Blag Your Way Towards Speaking Like a Native
Living and working abroad without speaking the native language? Don’t panic! Keep calm and read on for tips on how to rapidly improve your foreign language skills in a pinch.
Do you dream of moving to a foreign country? Is your employer dropping hints that they might need you to relocate? Or are you already living and working abroad? Wherever you are along this spectrum, living abroad is an exciting prospect that will undoubtedly change the essence of your entire lifestyle–from food that you eat, to your social life–and perhaps most importantly, the language that you speak.
If you don’t already speak a foreign language, don’t worry! Learning a language while working in a foreign environment is not an impossible dream.

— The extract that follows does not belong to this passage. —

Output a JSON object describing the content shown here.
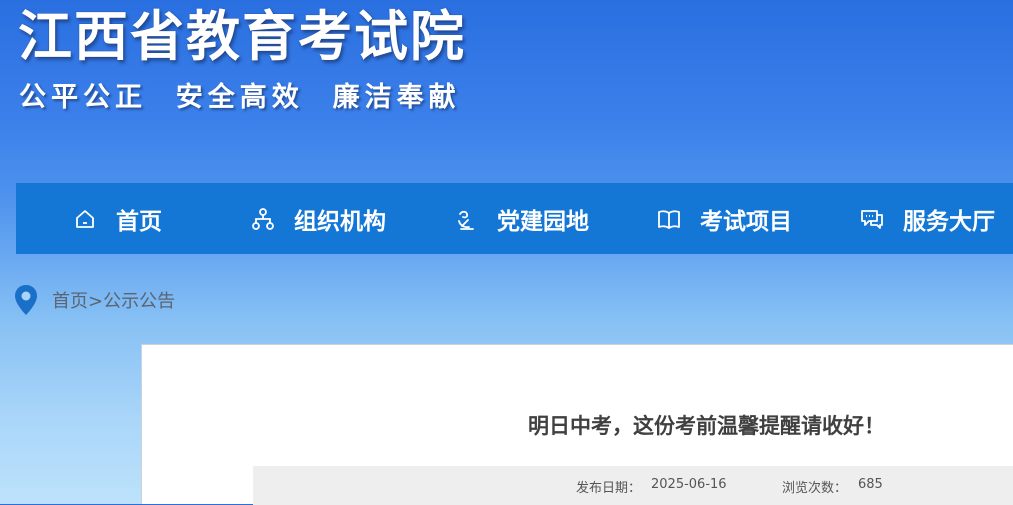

See how you can obtain a satisfactory knowledge of your chosen language fast and effectively.
Focus On a Topic
Even before you’ve learned a great deal of essential phrases and idioms, grammar rules and basic phonetics, you can still go ahead and pay attention to the type of language you’ll be using on the job. Focusing on a topic that interests you about the area in which you’re working can quickly prepare you for survival at your workplace.
As Tim Ferris says in his blog: “If you select the wrong material, it does not matter how you study or if you study – practical fluency is impossible without the proper tools (material).” So, choosing the right material for you to build your language skills upon is of primary importance.
For example, if you work in the marketing sphere, focus on advertising-related words, phrases and synonyms. Draw up a list of frequently used expressions and learn them quickly.
Learning the basics of these types of conversations will help you dramatically in your attempt to learn the language, and you’ll be somewhat prepared to understand and participate in business meetings and work conversations.
Listening Practice Makes Perfect
Although there’s no simple way to master a foreign language, pronunciation and intonation practice should help you to start sounding like a native speaker much faster. But how do you do this?
Most teachers will tell you that the best way to learn a language is to speak it as early as possible. However, acquiring a language in a natural manner has a lot to do with the imitation of grammar, vocabulary and intonation. In this sense, improving your listening skills is crucial.
Speech shadowing (listening to a foreign speaker then immediately repeating what they say) can help you untie your tongue through imitation and repetition. Shadowing boosts your listening comprehension and helps you to develop an ear for the sound of the language you’re studying.
Getting the knack of the pronunciation will certainly enhance your confidence and will help you start speaking sooner and more easily.
Phrases, Idioms and Slang: Key to Your ‘Native Speech’
Set phrases and idioms are sure to help you sound like a native. By constantly reading, watching and listening to foreign media, you can pick up dozens of new expressions every day. But what kind of media is the best for language learning?
If you like the classics, you might be able to benefit from this kind of literature, especially if your career depends on it. However, languages don’t evolve in isolation–they’re the result of a lot of cultural influence and modern phenomena.
If you want to avoid using awkward-sounding, outdated words and phrases that nobody uses anymore, you better turn to more contemporary sources of inspiration, like newspapers, radio, films, TV and conversations that you hear on the street.
Keep up with the news and the current events of the country as well as on an international level. Get to know the local celebrities and how you pronounce their names. Learn how they pronounce English-speaking celebrity’s names. Go to the cinema and watch films in the native language without subtitles.
These are all very efficient ways of getting used to the sound of the language. Besides, listening to the radio, watching television and reading newspapers will help you familiarize yourself with local references and culture.
Jokes have also proven effective in the study of foreign languages. Puns, words with double meanings, homonyms and homophones are all studied and remembered better through funny or memorable punchlines.
Using idioms and everyday slang will help to improve your speech significantly and allow you to interact better with the native speakers. It will also give you some interesting topics to discuss with your colleagues and friends.
Ready to Study a New Language?
Despite the widespread use of English all over the world, we are far from the monolingual society that many visionaries have yearned for. Small and large countries, although exposed to a massive use of English, take great pride in their official languages, celebrating and treasuring their linguistic identity.
You’ll earn a lot of respect once you’ve mastered the new language, and the locals will admire you for your effort.
So, are you ready to start learning a new language? Contact Us and say what language you’d like to study and we’ll help you get on the right path to speaking like a native.